    4 Replies
    1. re: scubadoo97

      I don't know about lambs, but in humans the thymus is not in the head. It's where the lungs nearly come together, meeting the trachea. Put your finger on the intraclavicular notch (if you didn't see The English Patient, it's where your clavicles attach to your breast bone). The top of the thymus is under there, more or less. Sheep have clavicles, so that's where I would look. MIght be rather small on a lamb, though.

      And don't forget the heart.

        1. re: scubadoo97

          Keep the lambs pluck, liver heart and kidneys and you have the basis for making your own haggis.

          1. re: stilldontknow

            That, actually, was the whole reason I went to the slaughter - I emailed ever local sheep-farmer I could find, asking them about getting a 'pluck.' This one invited me to their slaughter, and I made away with one full pluck, two extra lungs (right now I'm feeling like I shouldda taken more... >.>) and pretty much all the 'fries.'

            Sadly - the sheep were too old, and their sweetbreads had shrunk to a nearly non-existent size. :(

            I also took home a bunch of heads, so I could try to get the tongues and brains. Got the tongues! The brains eluded me. Alas. Cleaned and boiled some of the heads for the meat and to preserve the skulls for friends. Gave some of the heads to my neighbors - refugees from a small village in the Congo. Ended up tossing the last few, because I didn't have the time to clean and cook them all - and they don't fit in my fridge.

            But a very productive day!

            Oh - and the prep work for the haggis is done. Time to stuff it and cook it! ;)
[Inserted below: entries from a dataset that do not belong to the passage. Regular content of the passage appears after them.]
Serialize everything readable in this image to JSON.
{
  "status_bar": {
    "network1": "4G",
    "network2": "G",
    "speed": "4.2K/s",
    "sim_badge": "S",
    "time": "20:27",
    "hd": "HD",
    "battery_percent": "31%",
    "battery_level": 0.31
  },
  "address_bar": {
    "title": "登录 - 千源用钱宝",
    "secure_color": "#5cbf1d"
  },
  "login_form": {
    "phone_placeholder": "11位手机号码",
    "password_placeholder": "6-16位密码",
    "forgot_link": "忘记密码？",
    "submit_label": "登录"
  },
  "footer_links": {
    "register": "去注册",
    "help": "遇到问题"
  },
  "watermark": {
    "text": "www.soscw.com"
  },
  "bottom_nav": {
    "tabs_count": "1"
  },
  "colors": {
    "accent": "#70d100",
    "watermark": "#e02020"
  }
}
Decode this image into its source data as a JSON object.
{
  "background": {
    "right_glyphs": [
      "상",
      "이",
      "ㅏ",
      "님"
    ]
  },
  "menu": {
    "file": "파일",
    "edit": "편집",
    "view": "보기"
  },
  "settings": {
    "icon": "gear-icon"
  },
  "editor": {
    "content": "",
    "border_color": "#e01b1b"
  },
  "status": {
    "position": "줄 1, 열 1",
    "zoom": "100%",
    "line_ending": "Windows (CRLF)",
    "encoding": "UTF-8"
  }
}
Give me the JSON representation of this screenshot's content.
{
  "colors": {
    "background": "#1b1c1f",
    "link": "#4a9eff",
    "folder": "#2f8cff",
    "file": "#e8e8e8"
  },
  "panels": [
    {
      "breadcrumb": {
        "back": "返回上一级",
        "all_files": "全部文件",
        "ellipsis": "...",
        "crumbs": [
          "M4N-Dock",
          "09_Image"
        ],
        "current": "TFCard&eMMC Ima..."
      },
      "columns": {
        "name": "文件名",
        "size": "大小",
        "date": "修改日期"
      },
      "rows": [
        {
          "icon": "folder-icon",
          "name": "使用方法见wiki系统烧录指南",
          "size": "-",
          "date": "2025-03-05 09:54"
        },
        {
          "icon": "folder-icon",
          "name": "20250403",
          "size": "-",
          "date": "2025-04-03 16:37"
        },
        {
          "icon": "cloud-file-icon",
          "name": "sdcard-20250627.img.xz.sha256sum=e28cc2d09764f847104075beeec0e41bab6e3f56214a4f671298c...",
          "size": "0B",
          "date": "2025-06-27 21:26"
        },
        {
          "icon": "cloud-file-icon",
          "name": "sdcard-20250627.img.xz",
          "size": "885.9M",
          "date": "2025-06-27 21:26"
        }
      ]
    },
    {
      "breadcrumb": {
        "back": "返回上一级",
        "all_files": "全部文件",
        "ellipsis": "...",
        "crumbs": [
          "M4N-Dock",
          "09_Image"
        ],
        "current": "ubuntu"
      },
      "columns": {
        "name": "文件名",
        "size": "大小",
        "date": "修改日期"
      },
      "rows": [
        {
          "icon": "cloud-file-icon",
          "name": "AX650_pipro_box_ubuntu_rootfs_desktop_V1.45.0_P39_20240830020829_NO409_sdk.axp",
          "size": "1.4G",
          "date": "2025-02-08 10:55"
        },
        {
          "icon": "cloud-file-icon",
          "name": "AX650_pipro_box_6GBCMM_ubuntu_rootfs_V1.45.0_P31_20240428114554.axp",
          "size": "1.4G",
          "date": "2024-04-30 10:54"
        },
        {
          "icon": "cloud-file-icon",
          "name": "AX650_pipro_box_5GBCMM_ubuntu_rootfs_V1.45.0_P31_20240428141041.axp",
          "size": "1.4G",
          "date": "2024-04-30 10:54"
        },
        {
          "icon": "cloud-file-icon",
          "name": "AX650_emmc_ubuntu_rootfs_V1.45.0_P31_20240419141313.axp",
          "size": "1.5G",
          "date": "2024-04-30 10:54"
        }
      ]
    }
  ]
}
    2. I used the intestines well rinsed for sausage casing. The boiled head is commonly eaten, tongue and kidneys or trotters in Brrritish.